Then off you go, heading towards your ultimate goal and getting to know this person who’s taking you there. He’s a truck driver from Nicaragua named Marvin who is driving to Puerto Limón and carrying a ship container filled with milk that’s headed for Venezuela. And you talk with him for a while and feel safe because he’s not a lunatic. You get to know one another and he explains all of his tricks for driving all night long. He drinks lots of coffee and Coca-Cola, but he also drinks lots of water and best of all, he sings.

He slips a CD into his stereo and out pours the melodious merengue music of Celia Cruz and without skipping a beat, Marvin starts singing right along–he knows all the words and he belts them out, occasionally slipping into the harmony when Celia sings too high.


The TruckYou drive with this guy for almost four hours but because he’s carrying

many tons of milk, you’re only doing 30 mph and all you really want to

do is go to sleep but you don’t want to fall asleep in a stranger’s

truck so you fight to stay awake and start drinking water and singing

along to stay awake as well.

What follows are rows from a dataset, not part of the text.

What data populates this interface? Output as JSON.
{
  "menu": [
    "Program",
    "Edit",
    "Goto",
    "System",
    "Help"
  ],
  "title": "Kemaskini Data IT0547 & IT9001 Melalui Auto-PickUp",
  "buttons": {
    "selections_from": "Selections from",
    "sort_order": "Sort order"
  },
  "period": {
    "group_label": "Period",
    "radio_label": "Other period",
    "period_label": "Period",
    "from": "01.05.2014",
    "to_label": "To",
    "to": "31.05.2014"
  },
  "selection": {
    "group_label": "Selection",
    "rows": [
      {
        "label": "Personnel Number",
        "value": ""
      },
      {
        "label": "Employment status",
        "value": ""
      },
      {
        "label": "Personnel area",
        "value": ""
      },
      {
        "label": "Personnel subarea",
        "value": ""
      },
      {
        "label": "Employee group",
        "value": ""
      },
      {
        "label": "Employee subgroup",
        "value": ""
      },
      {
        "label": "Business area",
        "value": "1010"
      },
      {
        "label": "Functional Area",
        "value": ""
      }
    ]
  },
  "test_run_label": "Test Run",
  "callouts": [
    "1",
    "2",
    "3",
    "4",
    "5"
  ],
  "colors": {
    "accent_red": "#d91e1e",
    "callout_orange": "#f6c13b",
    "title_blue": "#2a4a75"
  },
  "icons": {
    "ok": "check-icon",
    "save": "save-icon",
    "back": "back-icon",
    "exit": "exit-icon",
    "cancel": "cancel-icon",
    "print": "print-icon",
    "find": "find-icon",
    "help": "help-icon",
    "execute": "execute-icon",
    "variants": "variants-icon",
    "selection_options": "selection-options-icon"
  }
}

But it’s too much. The driver gets too

tired and pulls over to the roadside. He’s sick, he says–he’s had too

much water to drink and his stomach hurts. Then he

steps out and proceeds to violently vomit up all the water he’s been

drinking. Then he gets back in the truck, climbs back into his cab and

passes out, snoring within seconds.

So you ditch the truck

driver and stand on the roadside in the dark, walking on until you come

to an all-night trucker’s café. It’s two in the morning but they’re

open and you order dinner because you can’t remember when you ate last.

When they bring the chicken and rice, you find comfort in the huge

bottle of Linzano salsa that is the most Costa Rican thing in the world.

And

so you eat and strike up a conversation with the waitress, who,

realizing your predicament, flags down a passing car of a friend, who

then drives you the rest of the way to San Jose where you get dropped

off at the airport and fall asleep at 4 a.m. on the shiny, hard floor

with your backpack as a pillow.

That’s what could happen if you

hitchhike. If you don’t believe me, I’ve got proof. Without further

ado, please meet Marvin, the singing truck driver who I hope is feeling

much better now (filmed with his permission). Gracias for the lift,

Marvin.

Andrew is currently on board the National Geographic Sea Lion, which is traveling from Costa Rica to Panama. Follow his Twitter feed here @Bus2Antarctica, bookmark all of his blog posts here, and get the full story on the project here. All photos and video by Andrew Evans.

Comments

  1. Travel Blogs
    January 14, 2010, 6:06 am

    LOL that video is great!

  2. Oil Palm
    July 11, 2010, 2:45 pm

    Andrew, thank you for sharing your harrowing experience.I can’t wait to read your next blog.

  3. TRUCK BRAKE CALIPERS
    August 27, 2010, 4:51 am

    That guy should try out for American Idol !

  4. Joanna
    January 23, 2011, 11:45 am

    Wow, that’s an interesting story.. almost makes me want to go out hitchhiking, though I know I’d never do it cause I’m not adventurous enough :) -Joanna

  5. Bryan
    February 9, 2011, 1:28 pm

    I used to hitchhike in the 80′s, and you were okay 99% of the time then, but these days it’s very risky. People are far less willing to pick up hitchhikers these days, too. Fun story, though. =) – Bryan @ The Toaster Oven

  6. steve
    February 20, 2011, 4:40 pm

    rofl that vid is fantastic!
    cheers
    steve @ driving instructor training

  7. Afrodita
    February 28, 2011, 3:34 am

    I used to hitch-hike the 6 miles to school when I missed the school bus as a teenager.
    Would I do it now? No way!